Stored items
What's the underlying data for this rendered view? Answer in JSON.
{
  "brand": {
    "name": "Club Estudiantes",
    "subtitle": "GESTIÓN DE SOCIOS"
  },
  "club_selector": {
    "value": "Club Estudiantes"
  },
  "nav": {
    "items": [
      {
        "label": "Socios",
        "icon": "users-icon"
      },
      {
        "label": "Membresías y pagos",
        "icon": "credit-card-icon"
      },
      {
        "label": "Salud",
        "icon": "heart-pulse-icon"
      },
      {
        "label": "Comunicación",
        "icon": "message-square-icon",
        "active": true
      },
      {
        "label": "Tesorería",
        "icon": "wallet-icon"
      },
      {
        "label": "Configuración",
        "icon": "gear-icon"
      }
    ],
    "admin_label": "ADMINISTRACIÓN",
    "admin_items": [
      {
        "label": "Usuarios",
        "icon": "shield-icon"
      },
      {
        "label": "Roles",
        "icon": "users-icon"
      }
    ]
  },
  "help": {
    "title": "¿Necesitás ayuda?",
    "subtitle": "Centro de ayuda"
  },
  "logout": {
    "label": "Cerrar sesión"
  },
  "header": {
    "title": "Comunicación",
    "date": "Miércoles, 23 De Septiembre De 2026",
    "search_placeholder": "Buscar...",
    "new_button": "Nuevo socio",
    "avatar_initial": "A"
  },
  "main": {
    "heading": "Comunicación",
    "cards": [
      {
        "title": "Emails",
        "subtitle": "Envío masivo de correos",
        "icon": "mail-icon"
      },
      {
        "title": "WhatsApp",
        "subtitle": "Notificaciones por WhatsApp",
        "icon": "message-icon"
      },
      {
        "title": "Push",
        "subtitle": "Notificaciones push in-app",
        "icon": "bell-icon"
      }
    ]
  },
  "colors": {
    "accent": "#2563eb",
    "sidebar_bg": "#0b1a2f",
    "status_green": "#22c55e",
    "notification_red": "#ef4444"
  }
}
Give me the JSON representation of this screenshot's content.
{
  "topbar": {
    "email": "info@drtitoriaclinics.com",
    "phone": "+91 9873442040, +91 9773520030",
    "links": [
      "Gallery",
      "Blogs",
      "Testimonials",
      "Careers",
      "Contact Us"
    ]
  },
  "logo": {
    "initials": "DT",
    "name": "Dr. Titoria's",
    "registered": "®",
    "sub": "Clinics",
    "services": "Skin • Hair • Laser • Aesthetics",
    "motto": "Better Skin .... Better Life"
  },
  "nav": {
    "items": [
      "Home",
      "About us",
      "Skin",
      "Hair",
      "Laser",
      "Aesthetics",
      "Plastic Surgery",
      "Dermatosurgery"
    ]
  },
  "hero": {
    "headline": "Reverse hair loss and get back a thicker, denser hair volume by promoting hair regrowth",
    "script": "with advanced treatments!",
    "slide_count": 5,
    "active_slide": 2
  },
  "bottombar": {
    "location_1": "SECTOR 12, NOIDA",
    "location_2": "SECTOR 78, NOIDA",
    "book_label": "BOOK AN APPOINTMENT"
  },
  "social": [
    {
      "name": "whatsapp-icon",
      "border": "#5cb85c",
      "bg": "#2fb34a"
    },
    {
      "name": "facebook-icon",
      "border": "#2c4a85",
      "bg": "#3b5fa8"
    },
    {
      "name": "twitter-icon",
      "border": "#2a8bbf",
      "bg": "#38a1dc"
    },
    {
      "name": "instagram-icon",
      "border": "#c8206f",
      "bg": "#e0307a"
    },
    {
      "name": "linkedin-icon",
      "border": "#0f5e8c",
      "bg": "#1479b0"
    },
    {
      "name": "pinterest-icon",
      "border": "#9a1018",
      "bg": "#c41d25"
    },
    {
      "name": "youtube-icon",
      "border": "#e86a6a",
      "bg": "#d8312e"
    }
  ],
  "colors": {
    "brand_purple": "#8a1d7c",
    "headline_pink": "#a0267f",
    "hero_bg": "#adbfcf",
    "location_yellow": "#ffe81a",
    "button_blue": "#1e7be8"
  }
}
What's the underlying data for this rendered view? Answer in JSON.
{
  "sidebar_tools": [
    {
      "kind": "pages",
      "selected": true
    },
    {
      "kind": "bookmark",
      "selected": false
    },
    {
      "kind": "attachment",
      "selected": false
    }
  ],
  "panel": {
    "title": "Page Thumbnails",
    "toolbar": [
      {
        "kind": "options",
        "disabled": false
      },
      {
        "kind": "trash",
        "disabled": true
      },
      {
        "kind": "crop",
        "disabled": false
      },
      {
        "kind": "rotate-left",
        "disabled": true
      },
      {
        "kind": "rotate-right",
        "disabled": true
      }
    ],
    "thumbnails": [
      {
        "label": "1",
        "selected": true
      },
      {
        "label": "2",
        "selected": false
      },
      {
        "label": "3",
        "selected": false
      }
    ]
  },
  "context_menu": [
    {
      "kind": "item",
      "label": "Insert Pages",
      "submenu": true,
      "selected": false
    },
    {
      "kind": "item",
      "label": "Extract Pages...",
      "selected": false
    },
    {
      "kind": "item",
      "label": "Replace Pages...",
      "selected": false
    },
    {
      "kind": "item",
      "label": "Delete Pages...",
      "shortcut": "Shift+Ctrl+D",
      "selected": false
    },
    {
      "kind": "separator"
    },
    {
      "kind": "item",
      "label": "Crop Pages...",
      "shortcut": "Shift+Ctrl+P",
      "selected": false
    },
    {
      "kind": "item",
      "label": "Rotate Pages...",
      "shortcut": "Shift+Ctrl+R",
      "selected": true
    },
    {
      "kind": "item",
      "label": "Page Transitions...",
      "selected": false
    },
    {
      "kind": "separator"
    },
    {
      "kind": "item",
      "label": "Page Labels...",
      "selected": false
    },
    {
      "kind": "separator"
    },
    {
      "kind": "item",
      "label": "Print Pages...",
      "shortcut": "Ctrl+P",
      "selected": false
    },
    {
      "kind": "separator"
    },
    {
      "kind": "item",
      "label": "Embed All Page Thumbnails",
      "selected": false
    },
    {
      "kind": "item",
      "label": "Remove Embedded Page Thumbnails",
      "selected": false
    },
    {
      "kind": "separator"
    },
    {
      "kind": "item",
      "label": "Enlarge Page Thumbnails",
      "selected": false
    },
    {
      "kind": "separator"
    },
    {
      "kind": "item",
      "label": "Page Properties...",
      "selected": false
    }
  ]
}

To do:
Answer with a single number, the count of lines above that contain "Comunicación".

Answer to the problem:
3